Teenage Mutant Ninja Turtles 3: Mutant Nightmare
Teenage Mutant Ninja Turtles follows our favorite superhero mutant turtles fighting under the tutelage of their anthropomorphic rat father-figure and mentor: Splinter. We’ve had the pleasure of having the Teenage Mutant Ninja Turtles in our lives since the 1980s through almost every available media avenue from a television series to video games. The first Teenage Mutant Ninja Turtles game was in 1989 for the Nintendo Entertainment System, or NES. Since then, there’s been a game almost every single year since the original TMNT game. One of those games, released in 2005 for the PS2, was Teenage Mutant Ninja Turtles 3: Mutant Nightmare.
More Of What You Know
Teenage Mutant Ninja Turtles 3: Mutant Nightmare adapts the fighting system of smashing whatever is in your way. There’s very little reason to change how the system works since it’s what makes the game fun but it would be nice to see some deviation of gameplay. Teenage Mutant Ninja Turtles are action heroes after all. You would expect to only see them beating up enemies in their way.
Trying New Things
While Teenage Mutant Ninja Turtles 3: Mutant Nightmare is the same game we know from the TMNT series, it does try to bring in new things like the Mutant Nightmare ability that makes your turtle practically invincible. It’s a great way to feel like you’re the Hulk of the turtle-verse by smashing anything in your way. Mutant Nightmare also tries to have some role-playing elements in the game where you upgrade your character by collecting crystals by defeating enemies during missions. After a mission ends, you use the crystal to buy new abilities you can use for the next mission. Unlike previous titles where you only play with one or two turtles on the screen, Mutant Nightmare has all four turtles fighting at the same time. You control one of the turtles without worrying about needing to switch to the other ones. Unfortunately, they’ve upgraded the artificial intelligence of the other turtles to make them smarter, which makes the levels sort of boring as you mainly blow through them with little difficulty.

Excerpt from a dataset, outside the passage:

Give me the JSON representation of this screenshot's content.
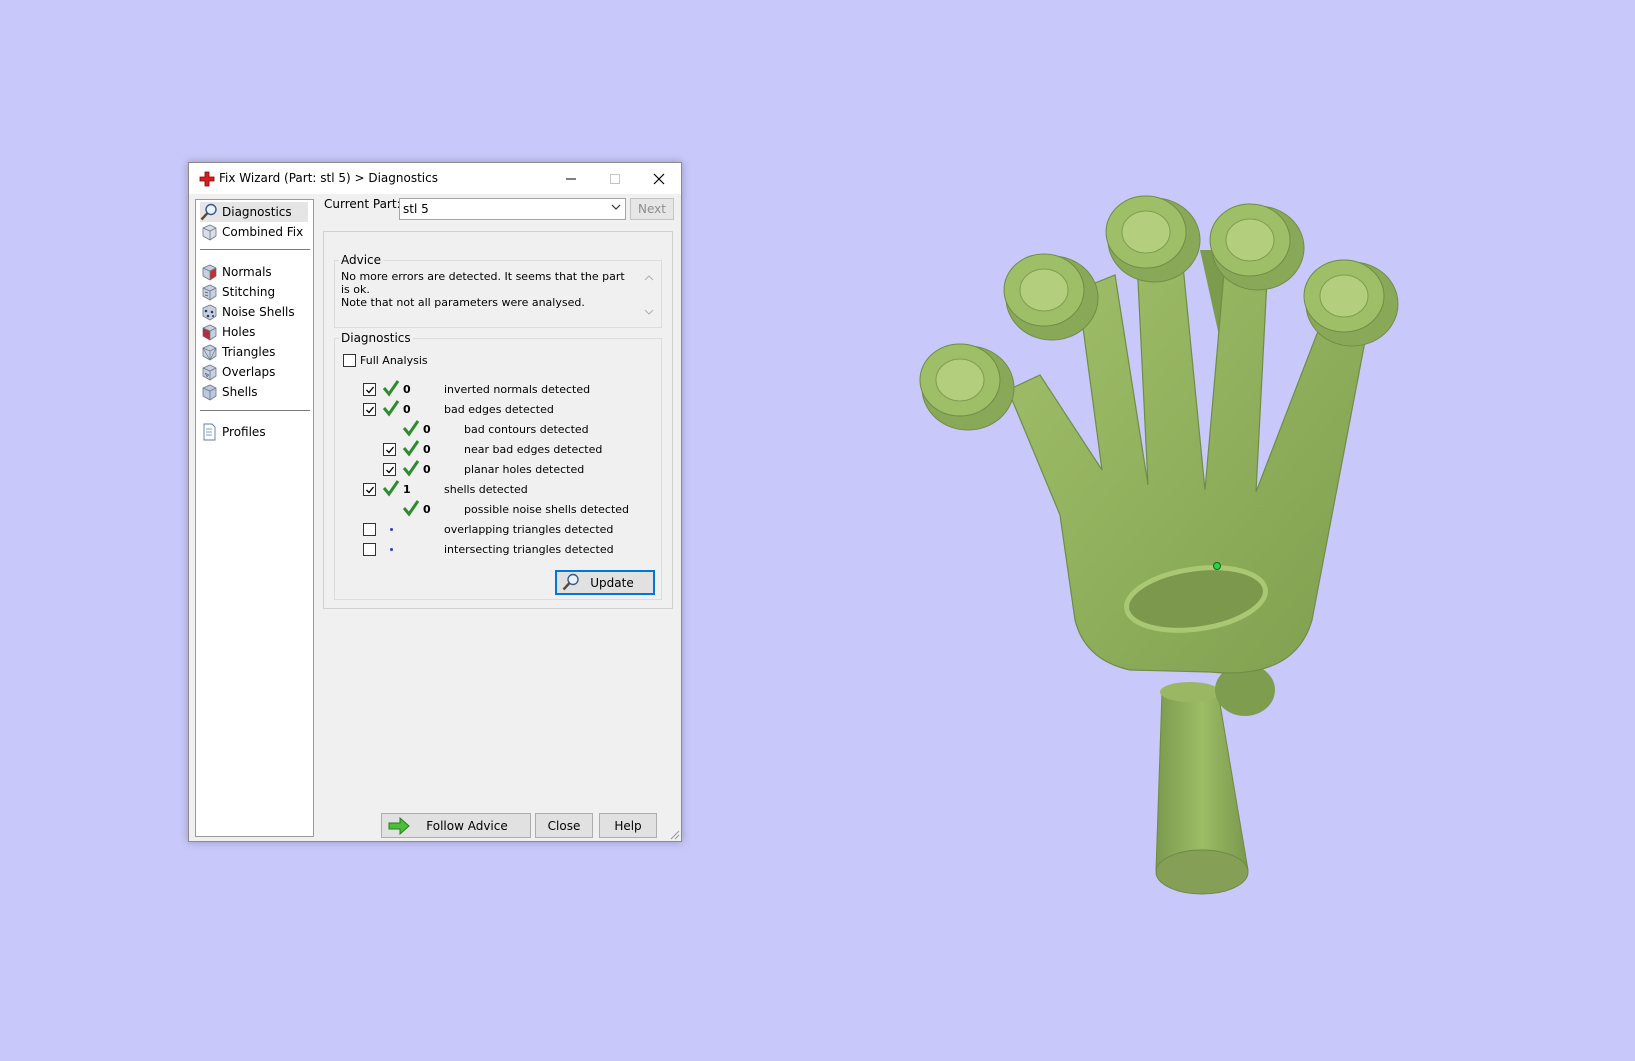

Port Of Nostalgic Title
If anything, one of the better features of Mutant Nightmare is the fact that their in-game arcade has a port of TMNT: Turtles In Time. It’s a nostalgic title for many because it’s one of the best-selling TMNT games of all time. Of course, it’s just a port of the game, so it’s a little clunky but it’s definitely a good selling point for Mutant Nightmare.

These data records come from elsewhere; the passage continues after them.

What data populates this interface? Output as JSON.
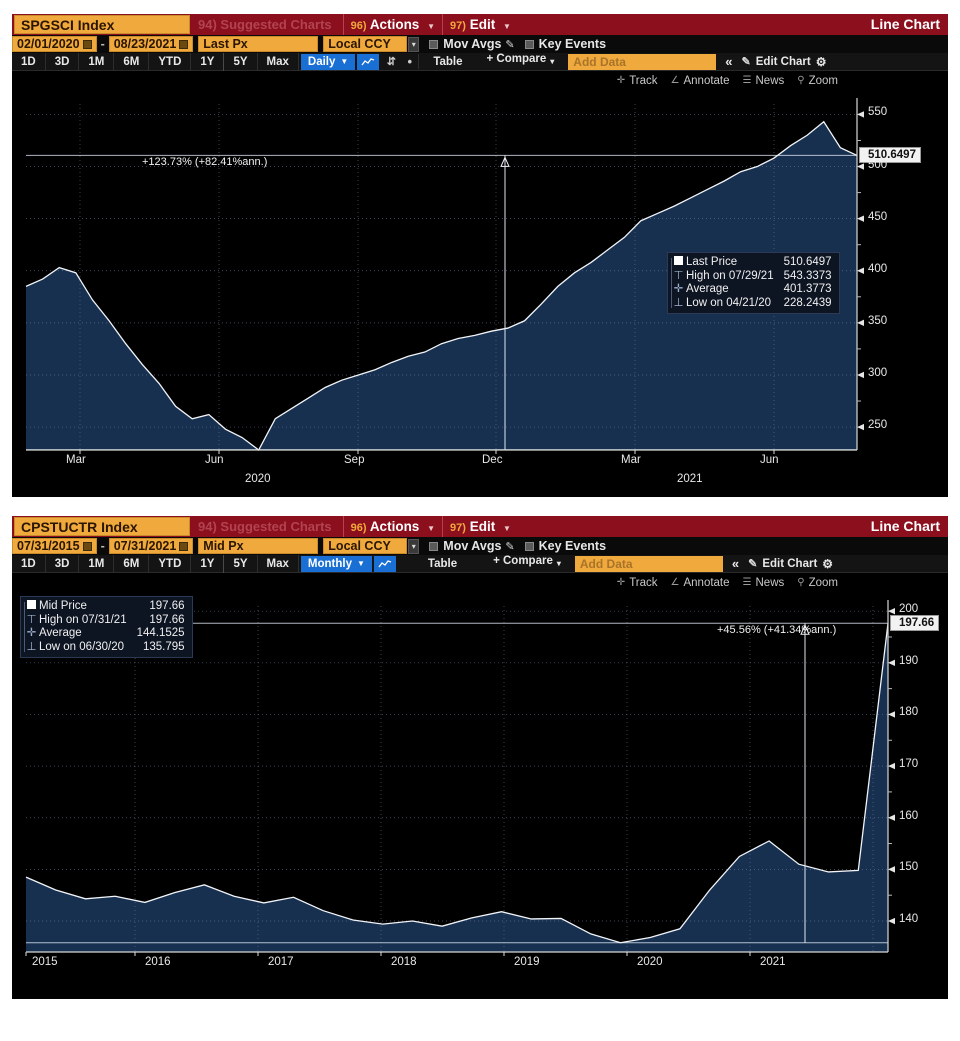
{
  "panels": [
    {
      "header": {
        "ticker": "SPGSCI Index",
        "suggested": "94) Suggested Charts",
        "actions_num": "96)",
        "actions": "Actions",
        "edit_num": "97)",
        "edit": "Edit",
        "chart_type": "Line Chart"
      },
      "row2": {
        "date_from": "02/01/2020",
        "date_to": "08/23/2021",
        "price_field": "Last Px",
        "currency": "Local CCY",
        "mov_avgs": "Mov Avgs",
        "key_events": "Key Events"
      },
      "periods": [
        "1D",
        "3D",
        "1M",
        "6M",
        "YTD",
        "1Y",
        "5Y",
        "Max"
      ],
      "frequency": "Daily",
      "table_label": "Table",
      "compare_label": "+ Compare",
      "add_data_placeholder": "Add Data",
      "edit_chart_label": "Edit Chart",
      "tools": [
        "Track",
        "Annotate",
        "News",
        "Zoom"
      ],
      "annotation": "+123.73% (+82.41%ann.)",
      "last_price_tag": "510.6497",
      "legend": [
        {
          "icon": "square",
          "label": "Last Price",
          "value": "510.6497"
        },
        {
          "icon": "high",
          "label": "High on 07/29/21",
          "value": "543.3373"
        },
        {
          "icon": "avg",
          "label": "Average",
          "value": "401.3773"
        },
        {
          "icon": "low",
          "label": "Low on 04/21/20",
          "value": "228.2439"
        }
      ],
      "chart_data": {
        "type": "area",
        "title": "SPGSCI Index",
        "xlabel": "",
        "ylabel": "",
        "ylim": [
          228,
          560
        ],
        "xlim": [
          "2020-02-01",
          "2021-08-23"
        ],
        "grid": true,
        "legend_position": "inside-right",
        "yticks": [
          250,
          300,
          350,
          400,
          450,
          500,
          550
        ],
        "xticks": [
          "Mar",
          "Jun",
          "Sep",
          "Dec",
          "Mar",
          "Jun"
        ],
        "xtick_years": [
          "2020",
          "2021"
        ],
        "series": [
          {
            "name": "Last Price",
            "x": [
              "2020-02-01",
              "2020-02-08",
              "2020-02-14",
              "2020-02-20",
              "2020-02-26",
              "2020-03-03",
              "2020-03-08",
              "2020-03-12",
              "2020-03-18",
              "2020-03-24",
              "2020-03-30",
              "2020-04-05",
              "2020-04-12",
              "2020-04-18",
              "2020-04-21",
              "2020-04-28",
              "2020-05-05",
              "2020-05-15",
              "2020-05-25",
              "2020-06-05",
              "2020-06-15",
              "2020-06-25",
              "2020-07-05",
              "2020-07-20",
              "2020-08-05",
              "2020-08-20",
              "2020-09-05",
              "2020-09-20",
              "2020-10-05",
              "2020-10-20",
              "2020-11-05",
              "2020-11-20",
              "2020-12-05",
              "2020-12-20",
              "2021-01-05",
              "2021-01-20",
              "2021-02-05",
              "2021-02-20",
              "2021-03-05",
              "2021-03-20",
              "2021-04-05",
              "2021-04-20",
              "2021-05-05",
              "2021-05-20",
              "2021-06-05",
              "2021-06-20",
              "2021-07-05",
              "2021-07-15",
              "2021-07-29",
              "2021-08-10",
              "2021-08-23"
            ],
            "values": [
              385,
              392,
              403,
              398,
              372,
              352,
              330,
              310,
              292,
              270,
              258,
              262,
              248,
              240,
              228,
              258,
              268,
              278,
              288,
              295,
              300,
              305,
              312,
              318,
              322,
              330,
              335,
              338,
              342,
              345,
              352,
              368,
              385,
              398,
              408,
              420,
              432,
              448,
              455,
              462,
              470,
              478,
              486,
              495,
              500,
              508,
              520,
              530,
              543,
              518,
              510.65
            ]
          }
        ],
        "reference_lines": [
          {
            "name": "low-line",
            "value": 228.2439
          },
          {
            "name": "annotation-line",
            "value": 510.6497
          }
        ],
        "annotations": [
          {
            "text": "+123.73% (+82.41%ann.)",
            "x": "2020-12-01"
          }
        ]
      }
    },
    {
      "header": {
        "ticker": "CPSTUCTR Index",
        "suggested": "94) Suggested Charts",
        "actions_num": "96)",
        "actions": "Actions",
        "edit_num": "97)",
        "edit": "Edit",
        "chart_type": "Line Chart"
      },
      "row2": {
        "date_from": "07/31/2015",
        "date_to": "07/31/2021",
        "price_field": "Mid Px",
        "currency": "Local CCY",
        "mov_avgs": "Mov Avgs",
        "key_events": "Key Events"
      },
      "periods": [
        "1D",
        "3D",
        "1M",
        "6M",
        "YTD",
        "1Y",
        "5Y",
        "Max"
      ],
      "frequency": "Monthly",
      "table_label": "Table",
      "compare_label": "+ Compare",
      "add_data_placeholder": "Add Data",
      "edit_chart_label": "Edit Chart",
      "tools": [
        "Track",
        "Annotate",
        "News",
        "Zoom"
      ],
      "annotation": "+45.56% (+41.34%ann.)",
      "last_price_tag": "197.66",
      "legend": [
        {
          "icon": "square",
          "label": "Mid Price",
          "value": "197.66"
        },
        {
          "icon": "high",
          "label": "High on 07/31/21",
          "value": "197.66"
        },
        {
          "icon": "avg",
          "label": "Average",
          "value": "144.1525"
        },
        {
          "icon": "low",
          "label": "Low on 06/30/20",
          "value": "135.795"
        }
      ],
      "chart_data": {
        "type": "area",
        "title": "CPSTUCTR Index",
        "xlabel": "",
        "ylabel": "",
        "ylim": [
          134,
          201
        ],
        "xlim": [
          "2015-07-31",
          "2021-07-31"
        ],
        "grid": true,
        "legend_position": "top-left",
        "yticks": [
          140,
          150,
          160,
          170,
          180,
          190,
          200
        ],
        "xticks": [
          "2015",
          "2016",
          "2017",
          "2018",
          "2019",
          "2020",
          "2021"
        ],
        "series": [
          {
            "name": "Mid Price",
            "x": [
              "2015-07",
              "2015-10",
              "2016-01",
              "2016-04",
              "2016-07",
              "2016-10",
              "2017-01",
              "2017-04",
              "2017-07",
              "2017-10",
              "2018-01",
              "2018-04",
              "2018-07",
              "2018-10",
              "2019-01",
              "2019-04",
              "2019-07",
              "2019-10",
              "2020-01",
              "2020-04",
              "2020-06",
              "2020-09",
              "2020-12",
              "2021-01",
              "2021-02",
              "2021-03",
              "2021-04",
              "2021-05",
              "2021-06",
              "2021-07"
            ],
            "values": [
              148.5,
              146.0,
              144.3,
              144.8,
              143.6,
              145.5,
              147.0,
              144.8,
              143.5,
              144.6,
              142.0,
              140.2,
              139.4,
              140.0,
              139.0,
              140.6,
              141.8,
              140.4,
              140.5,
              137.5,
              135.795,
              136.8,
              138.5,
              146.0,
              152.5,
              155.5,
              151.0,
              149.5,
              149.8,
              197.66
            ]
          }
        ],
        "reference_lines": [
          {
            "name": "low-line",
            "value": 135.795
          },
          {
            "name": "annotation-line",
            "value": 197.66
          }
        ],
        "annotations": [
          {
            "text": "+45.56% (+41.34%ann.)",
            "x": "2020-12-15"
          }
        ]
      }
    }
  ]
}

All in all, Mutant Nightmare doesn’t deviate much from the beat-em-up style of gameplay that TMNT has adapted. Mutant Nightmare is not very challenging for the average gamer but it’s a decent addition to the TMNT video game series.

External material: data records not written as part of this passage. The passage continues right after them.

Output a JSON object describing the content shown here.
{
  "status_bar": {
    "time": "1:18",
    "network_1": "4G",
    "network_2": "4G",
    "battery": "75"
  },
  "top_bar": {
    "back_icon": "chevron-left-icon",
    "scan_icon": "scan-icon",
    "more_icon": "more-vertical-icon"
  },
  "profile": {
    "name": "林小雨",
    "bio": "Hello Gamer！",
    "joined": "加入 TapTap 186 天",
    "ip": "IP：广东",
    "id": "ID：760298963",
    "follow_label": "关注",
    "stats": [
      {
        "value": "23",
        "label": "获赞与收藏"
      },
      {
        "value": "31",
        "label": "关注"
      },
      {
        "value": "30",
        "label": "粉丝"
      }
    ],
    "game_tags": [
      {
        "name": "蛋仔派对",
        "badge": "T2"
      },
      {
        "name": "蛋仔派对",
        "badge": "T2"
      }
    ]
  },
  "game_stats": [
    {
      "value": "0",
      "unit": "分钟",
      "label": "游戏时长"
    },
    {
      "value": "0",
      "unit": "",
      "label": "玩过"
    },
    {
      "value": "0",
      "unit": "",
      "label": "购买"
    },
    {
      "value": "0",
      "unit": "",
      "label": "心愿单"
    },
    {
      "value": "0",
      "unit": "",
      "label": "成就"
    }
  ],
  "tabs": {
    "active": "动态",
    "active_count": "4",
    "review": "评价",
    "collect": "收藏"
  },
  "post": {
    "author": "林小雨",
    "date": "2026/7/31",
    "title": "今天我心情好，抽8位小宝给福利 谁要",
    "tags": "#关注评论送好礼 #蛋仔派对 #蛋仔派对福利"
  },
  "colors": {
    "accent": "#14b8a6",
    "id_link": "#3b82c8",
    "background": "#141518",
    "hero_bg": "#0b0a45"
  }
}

- Unique cel-shaded graphics
- Arcade containing TMNT: Turtles In Time
- Mutant Nightmare uses the same voice actors of the show
- Doesn’t deviate from the classic beat-em-up fighting system
- No real difficulty or challenge to the game
- Computer-generated cutscenes are not impressive
If the game was a little more challenging, then TMNT: Mutant Nightmare would have a higher score but it’s simplicity and lack of challenge is its downfall.